What is being asked - Write only the number of lines in the records beneath that hold "Soufian".

Items from a dataset:
+---+
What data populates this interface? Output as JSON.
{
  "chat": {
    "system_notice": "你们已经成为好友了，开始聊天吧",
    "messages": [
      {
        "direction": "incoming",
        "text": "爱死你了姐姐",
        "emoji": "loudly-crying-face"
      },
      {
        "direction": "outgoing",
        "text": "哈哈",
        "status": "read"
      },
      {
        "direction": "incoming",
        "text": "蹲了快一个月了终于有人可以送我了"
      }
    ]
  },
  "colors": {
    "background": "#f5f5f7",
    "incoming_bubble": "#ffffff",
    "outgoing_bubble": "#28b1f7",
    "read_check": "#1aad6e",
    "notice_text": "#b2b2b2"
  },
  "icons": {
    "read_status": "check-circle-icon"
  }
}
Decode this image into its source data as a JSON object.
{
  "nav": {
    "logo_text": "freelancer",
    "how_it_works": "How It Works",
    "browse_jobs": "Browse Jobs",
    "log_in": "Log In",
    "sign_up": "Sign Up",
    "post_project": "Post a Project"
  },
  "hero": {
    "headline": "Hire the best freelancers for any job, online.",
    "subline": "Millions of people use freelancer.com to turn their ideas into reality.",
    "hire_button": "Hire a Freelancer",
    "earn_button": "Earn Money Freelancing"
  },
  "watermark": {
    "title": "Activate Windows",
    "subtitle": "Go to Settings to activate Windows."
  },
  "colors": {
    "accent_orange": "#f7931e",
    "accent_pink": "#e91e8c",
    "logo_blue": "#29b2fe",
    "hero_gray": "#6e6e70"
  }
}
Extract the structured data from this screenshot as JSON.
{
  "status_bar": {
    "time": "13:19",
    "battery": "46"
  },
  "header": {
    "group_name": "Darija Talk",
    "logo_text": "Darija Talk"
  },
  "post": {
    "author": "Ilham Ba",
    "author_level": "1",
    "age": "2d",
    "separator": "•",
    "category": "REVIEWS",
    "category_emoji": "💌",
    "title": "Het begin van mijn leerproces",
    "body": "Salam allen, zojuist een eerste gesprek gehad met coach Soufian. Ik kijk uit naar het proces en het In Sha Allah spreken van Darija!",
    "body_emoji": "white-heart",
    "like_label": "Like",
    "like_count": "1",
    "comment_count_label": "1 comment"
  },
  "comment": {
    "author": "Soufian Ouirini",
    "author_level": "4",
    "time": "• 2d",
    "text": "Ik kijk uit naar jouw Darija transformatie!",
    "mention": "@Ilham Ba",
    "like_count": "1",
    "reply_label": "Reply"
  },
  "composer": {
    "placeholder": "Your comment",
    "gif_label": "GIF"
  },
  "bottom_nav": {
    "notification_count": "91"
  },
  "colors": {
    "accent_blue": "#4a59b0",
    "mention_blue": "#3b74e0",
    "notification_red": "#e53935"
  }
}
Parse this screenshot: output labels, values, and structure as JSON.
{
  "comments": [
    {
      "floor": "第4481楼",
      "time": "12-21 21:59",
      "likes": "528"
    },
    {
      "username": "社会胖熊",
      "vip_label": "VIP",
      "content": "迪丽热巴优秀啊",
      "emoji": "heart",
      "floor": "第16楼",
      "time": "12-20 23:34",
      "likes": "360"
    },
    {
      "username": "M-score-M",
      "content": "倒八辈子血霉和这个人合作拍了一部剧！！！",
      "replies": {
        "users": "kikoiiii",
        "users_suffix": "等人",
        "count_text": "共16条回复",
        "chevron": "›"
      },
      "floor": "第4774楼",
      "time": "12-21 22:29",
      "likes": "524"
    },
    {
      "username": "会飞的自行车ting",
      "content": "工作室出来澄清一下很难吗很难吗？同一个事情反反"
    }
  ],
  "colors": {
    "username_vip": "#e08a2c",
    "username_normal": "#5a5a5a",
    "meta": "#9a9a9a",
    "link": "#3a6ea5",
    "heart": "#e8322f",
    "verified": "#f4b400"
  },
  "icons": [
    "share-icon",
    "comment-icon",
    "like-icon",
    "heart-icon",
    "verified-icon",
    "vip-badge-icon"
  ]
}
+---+
Written reply - 2